Take the 2-minute tour ×
Stack Overflow is a question and answer site for professional and enthusiast programmers. It's 100% free, no registration required.

I've bee tearing my hair out trying to get MySQL 5 running on CentOS 5 but I've had hardly any luck. If I leave everything as default, and launch the initial install it works a charm, but if I tell the my.cnf to use a different drive to store the data, I continuously get the "Timeout error occurred trying to start MySQL Daemon." error.

My.cnf is as follows:

[mysqld]
datadir=/database/mysql
socket=/database/mysql/mysql.sock
user=mysql
old_passwords=1
log-error=/database/log/mysqld.log
long_query_time  = 10
log_slow_queries = /database/log/mysql-slow.log
query-cache-type = 1
query-cache-size = 8M
innodb_file_per_table
skip-bdb
set-variable = local-infile=0

[mysqld_safe]
pid-file=/var/run/mysqld/mysqld.pid

The folders all have the right privileges and the mysqld.log doesn't have any error messages in there, according to it, MySQL launced successfuly. Oh, and /database is a mounted drive, but even if I trial it on a local directory, I get the same error.

Any ideas what could be going wrong? i've seriously waisted more than 5 hours on this now :(

CHEERS

share|improve this question

2 Answers 2

up vote 0 down vote accepted

Shouldn't the datadir be set to the other drive and everything else (socket) point to the standard install locations?

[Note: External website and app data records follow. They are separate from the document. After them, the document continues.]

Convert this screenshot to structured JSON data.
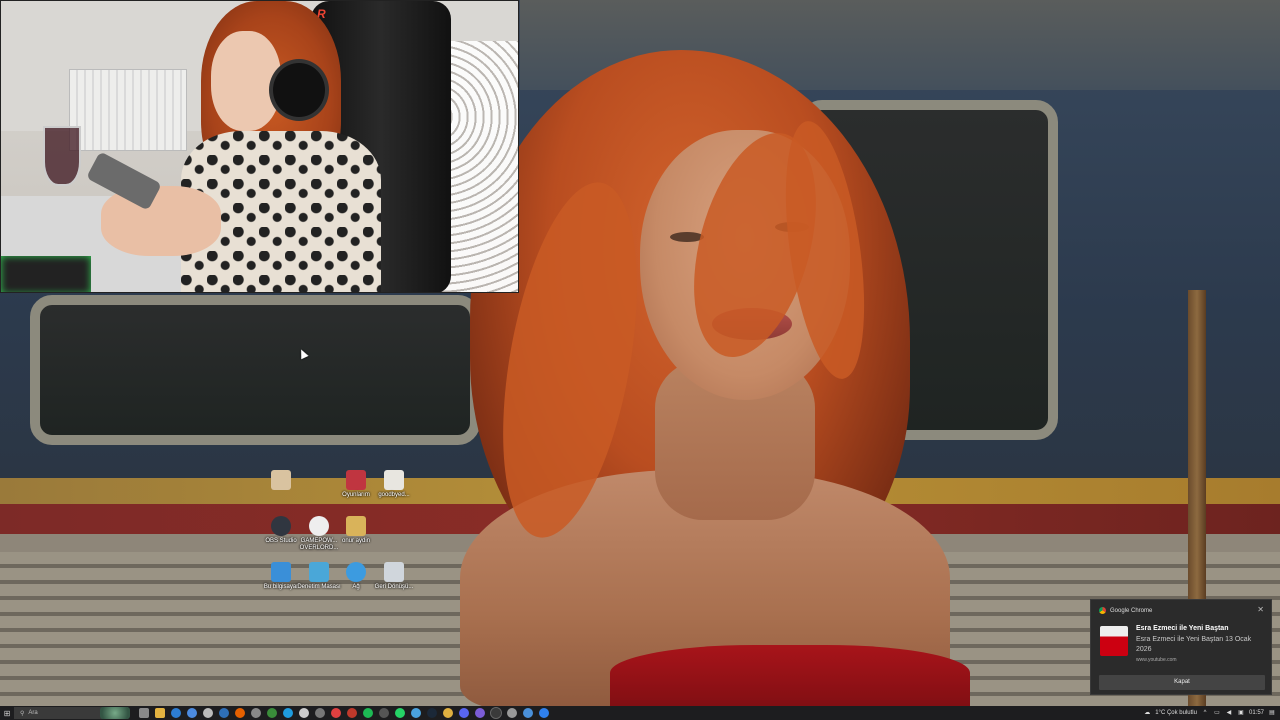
{
  "desktop": {
    "icons": [
      {
        "label": "",
        "color": "#d9c3a0"
      },
      {
        "label": "Oyunlarım",
        "color": "#c03540"
      },
      {
        "label": "goodbyed...",
        "color": "#e8e6e0"
      },
      {
        "label": "OBS Studio",
        "color": "#303640"
      },
      {
        "label": "GAMEPOW... OVERLORD...",
        "color": "#eeeeee"
      },
      {
        "label": "onur aydin",
        "color": "#d9b35a"
      },
      {
        "label": "Bu bilgisayar",
        "color": "#3a8fd8"
      },
      {
        "label": "Denetim Masası",
        "color": "#4aa7d8"
      },
      {
        "label": "Ağ",
        "color": "#3c9be0"
      },
      {
        "label": "Geri Dönüşü...",
        "color": "#d0d6dc"
      }
    ]
  },
  "webcam": {
    "brand_logo": "R"
  },
  "notification": {
    "app_name": "Google Chrome",
    "close_glyph": "✕",
    "title": "Esra Ezmeci ile Yeni Baştan",
    "body": "Esra Ezmeci ile Yeni Baştan 13 Ocak 2026",
    "url": "www.youtube.com",
    "action_label": "Kapat"
  },
  "taskbar": {
    "start_glyph": "⊞",
    "search_placeholder": "Ara",
    "search_glyph": "⚲",
    "apps": [
      {
        "name": "task-view",
        "color": "#8a8a8a"
      },
      {
        "name": "file-explorer",
        "color": "#e3b341"
      },
      {
        "name": "app",
        "color": "#2d7dd2"
      },
      {
        "name": "app",
        "color": "#4c8be0"
      },
      {
        "name": "app",
        "color": "#bbbbbb"
      },
      {
        "name": "app",
        "color": "#2e6fb8"
      },
      {
        "name": "firefox",
        "color": "#e66000"
      },
      {
        "name": "app",
        "color": "#888888"
      },
      {
        "name": "chrome",
        "color": "#3a8d3a"
      },
      {
        "name": "edge",
        "color": "#1f9cde"
      },
      {
        "name": "app",
        "color": "#cccccc"
      },
      {
        "name": "app",
        "color": "#777777"
      },
      {
        "name": "app",
        "color": "#e04040"
      },
      {
        "name": "app",
        "color": "#c0392b"
      },
      {
        "name": "spotify",
        "color": "#1db954"
      },
      {
        "name": "app",
        "color": "#555555"
      },
      {
        "name": "whatsapp",
        "color": "#25d366"
      },
      {
        "name": "app",
        "color": "#4aa3df"
      },
      {
        "name": "steam",
        "color": "#1b2838"
      },
      {
        "name": "folder",
        "color": "#e0b040"
      },
      {
        "name": "app",
        "color": "#5865f2"
      },
      {
        "name": "app",
        "color": "#7b5cd6"
      },
      {
        "name": "obs",
        "color": "#3a3a3a"
      },
      {
        "name": "app",
        "color": "#999999"
      },
      {
        "name": "app",
        "color": "#4a90d9"
      },
      {
        "name": "app",
        "color": "#2f80ed"
      }
    ],
    "tray": {
      "weather": "1°C Çok bulutlu",
      "chevron": "^",
      "time": "01:57"
    }
  }
}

share|improve this answer
    
Yeah, i've tried that, but the init.d script looks for the socket in the data directory by default, so it would need to live in both... which potentially leads to migration/upgrade issues –  d2kagw Feb 28 '09 at 20:56
    
That doesn't sound right. Did you add the standard socket param in my.cnf not just remove it? –  tom Feb 28 '09 at 21:22
    
The custom one that is. –  tom Feb 28 '09 at 21:23
    
you were right in the end, I just pointed the data directory to the new mount and put in the variable for the socket which kept it in the default location and it works a treat. –  d2kagw Feb 28 '09 at 22:16

Did you check selinux settings? Make sure it is disabled (setenforce disabled), or spent some time learn about it (chcon command) To disable on boot look into /etc/sysconfig

Run the command : getenforce, if it says "Enforced", SE-Linux is On

share|improve this answer

Your Answer

 
discard

By posting your answer, you agree to the privacy policy and terms of service.

Not the answer you're looking for? Browse other questions tagged or ask your own question.